- The U.S. has announced new sanctions on the biggest state-owned entity in Xinjiang, the Chinese region where a million or more Uyghurs and other ethnic minorities have been subject to extra-legal detentions.
“Today, the U.S. sanctioned the Xinjiang Production and Construction Corps [XPCC] and two of its officials for their connection to serious human rights abuses in Xinjiang,” tweeted U.S. Secretary of State Mike Pompeo this morning. The details were announced by the U.S. Department of the Treasury.
What is XPCC? Sometimes known by its Chinese abbreviation, Bīngtuán 兵团, XPCC was created in 1954 to promote economic development and ensure social stability in Xinjiang.
- It is the largest employer and landowner in Xinjiang, and has its fingers in almost everything that happens in the region, from farming to industry to the recruitment of Han Chinese settlers from other parts of China.
- XPCC is also deeply integrated with the security state.
- 3.11 million people, or more than 12% of Xinjiang’s population, are employed by XPCC, according to Reuters.

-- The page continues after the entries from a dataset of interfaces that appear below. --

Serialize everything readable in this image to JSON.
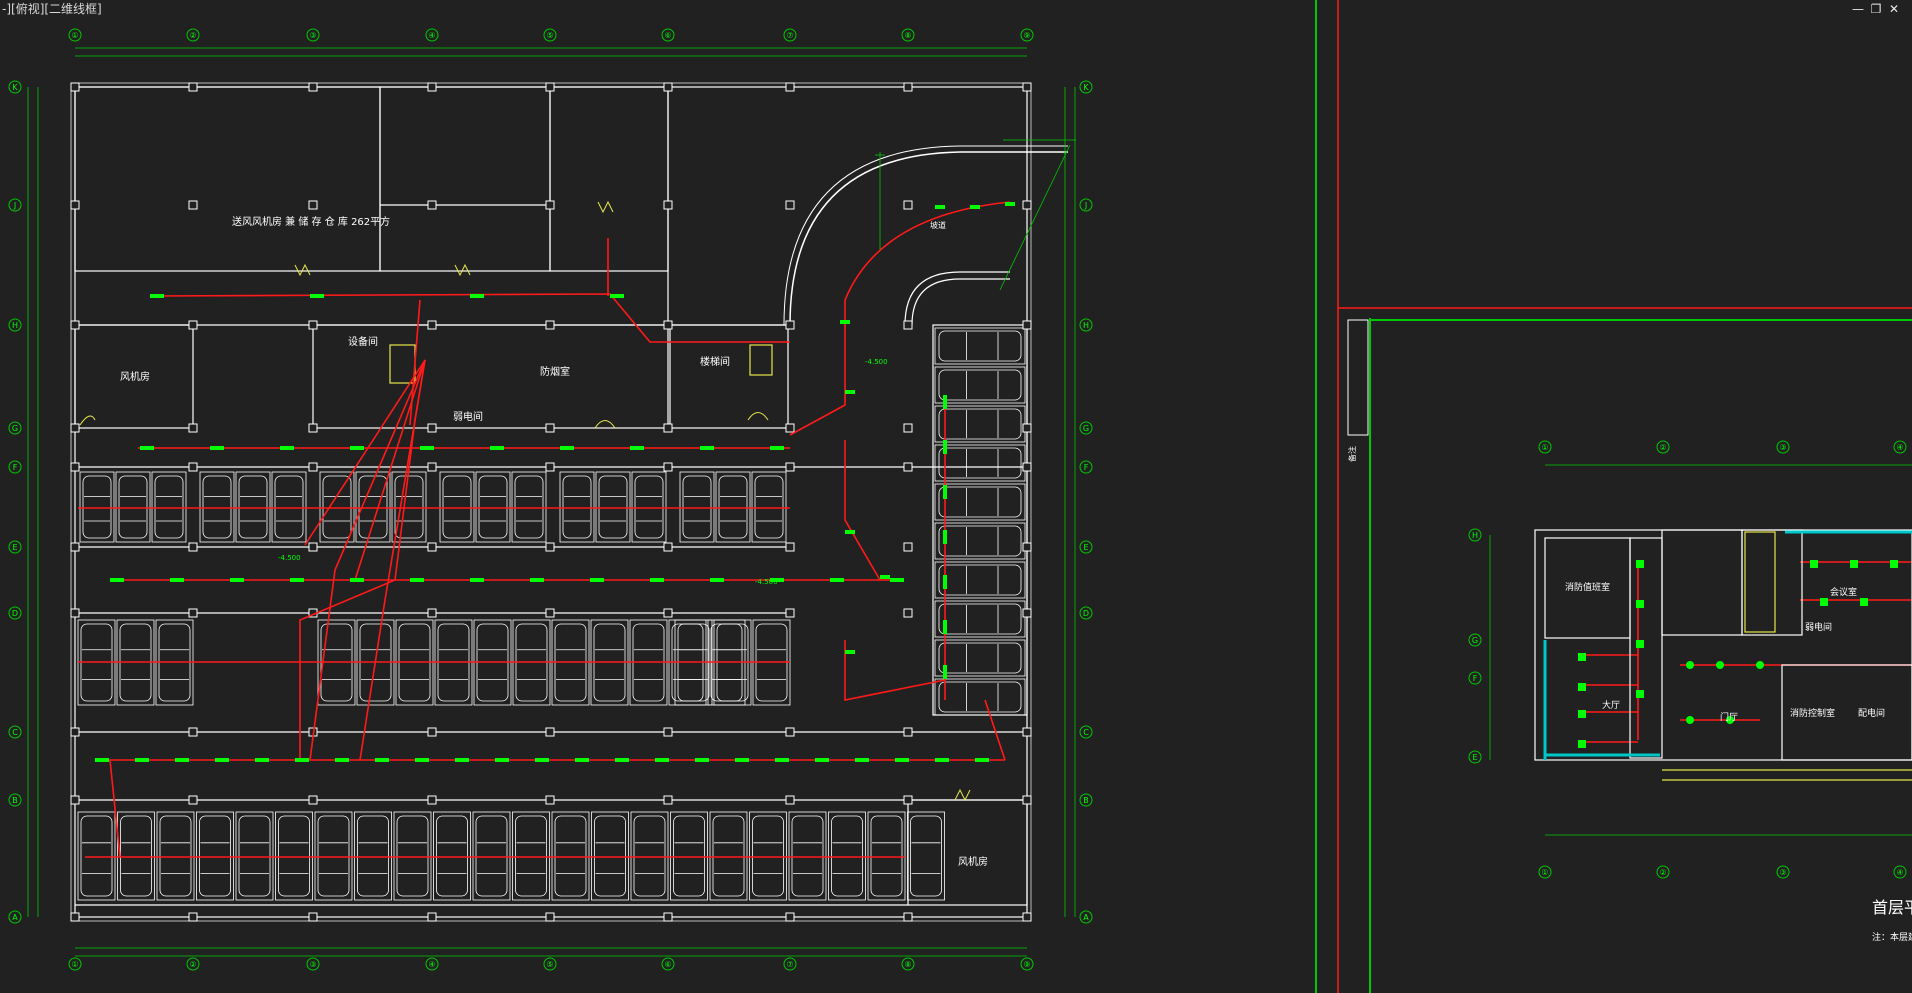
{
  "window": {
    "viewport_label": "-][俯视][二维线框]",
    "minimize_icon": "minimize-icon",
    "restore_icon": "restore-icon",
    "close_icon": "close-icon"
  },
  "colors": {
    "background": "#212121",
    "wall": "#ffffff",
    "dimension": "#00c800",
    "wiring": "#ff1a1a",
    "fixture": "#00ff00",
    "highlight_cyan": "#00c8c8",
    "highlight_yellow": "#e6e64b"
  },
  "basement_plan": {
    "grid_top": [
      "①",
      "②",
      "③",
      "④",
      "⑤",
      "⑥",
      "⑦",
      "⑧",
      "⑨"
    ],
    "grid_bottom": [
      "①",
      "②",
      "③",
      "④",
      "⑤",
      "⑥",
      "⑦",
      "⑧",
      "⑨"
    ],
    "grid_left": [
      "K",
      "J",
      "H",
      "G",
      "F",
      "E",
      "D",
      "C",
      "B",
      "A"
    ],
    "grid_right": [
      "K",
      "J",
      "H",
      "G",
      "F",
      "E",
      "D",
      "C",
      "B",
      "A"
    ],
    "rooms": {
      "big_room": "送风风机房 兼 储 存 仓 库 262平方",
      "fan_room_left": "风机房",
      "fan_room_bottom": "风机房",
      "stair_room": "楼梯间",
      "corridor": "防烟室",
      "electric_room": "弱电间",
      "equipment_room": "设备间"
    },
    "elevation_1": "-4.500",
    "elevation_2": "-4.500",
    "elevation_3": "-4.500",
    "ramp_label": "坡道"
  },
  "sheet": {
    "vertical_note": "备注",
    "ground_grid": [
      "①",
      "②",
      "③",
      "④"
    ],
    "ground_grid_bottom": [
      "①",
      "②",
      "③",
      "④"
    ],
    "ground_grid_left": [
      "H",
      "G",
      "F",
      "E"
    ],
    "rooms": {
      "duty_room": "消防值班室",
      "lobby": "门厅",
      "hall": "大厅",
      "meeting": "会议室",
      "electric": "弱电间",
      "office": "配电间",
      "security": "消防控制室"
    },
    "title": "首层平",
    "note": "注：本层建筑"
  }
}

The sanctions order the freezing of any U.S. assets of the XPCC and its officials, and prohibit Americans from dealing with them.